MULLET; SAND, SEA and YELLOW-EYE
Sci: Myxus elongatus, Mugil cephalus and Aldrichetta forsteri

Common names: The sand mullet is also commonly known as the "lano" or "tellegalene" mullet in some areas, while the sea mullet is called "bully" mullet or simply "bully", as well as "hard-gut" mullet and river mullet. The yellow-eye mullet is known as "pilch" in some places, while juveniles of all three species are often called poddy mullet or "poddies".

Description: The sea mullet is a fat, cylindrical fish characterised by a thick, transparent, gelatinous covering over the eyes. Its colouration varies, but is generally dark grey or green on the back with bright-silver flanks and a silvery-white belly. The sand mullet is a much more streamlined fish with a more pointed head and smaller eyes. A small, dark blotch is evident at the base of its pectoral fins. The yellow-eye mullet is characterised by its yellowish eyes and smaller, more easily dislodged scales.

Size: The sea or "bully" mullet is the giant of the mullet clan, although it is possibly rivalled in this regard by the tropical diamond-scaled mullet. Bully mullet commonly weigh from 0.6 to 1.5 kg or more, although those taken commercially in beach-netting operations often weigh between 1.5 and 3 kg, with exceptional giants approaching 5 kg. The sand and yellow-eye mullet are much smaller fish, rarely exceeding 0.7 kg.

Distribution: Sea mullet are found right around Australia, but are more common along the stretch of east coast between central Queensland and southern New South Wales. They are a schooling fish at all sizes, especially when migrating along the coast, which they tend to do in autumn and early winter. The sand mullet is an estuarine and inshore fish of the southern half of the continent, ranging form southern Queensland to southern Western Australia, while the closely related yellow-eye mullet's range is confined to more southerly waters.

Fishing Techniques: Many mullet species are difficult to catch, but both the sand and yellow-eye can be taken on light tackle and small hooks baited with bread, dough, peeled prawn, cockle or pipi, worm pieces or maggots. Yellow-eye mullet are the more willing biters, and will even take flesh baits, squid strips and pieces of pilchard or whitebait. Most of the successful rigs for these species incorporate a light float, such as a quill or small bobby cork, although the fish can be taken on un-weighted or very lightly weighted lines. They respond extremely well to a berley trail of soaked bread. Sea mullet are generally harder to catch, but will bite at times.

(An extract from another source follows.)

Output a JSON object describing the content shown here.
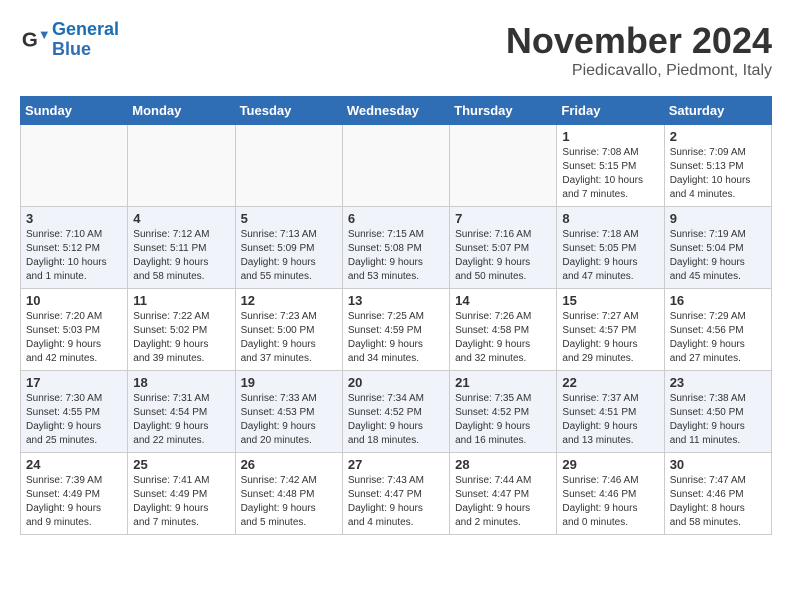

Eating Qualities: Sea mullet rate as fair to good table fish, their oily, somewhat fatty flesh being well suited to smoking, while sand mullet are arguably the tastiest of the mullet clan. All mullet should be cleaned promptly if intended for the table.  

By Steve Starling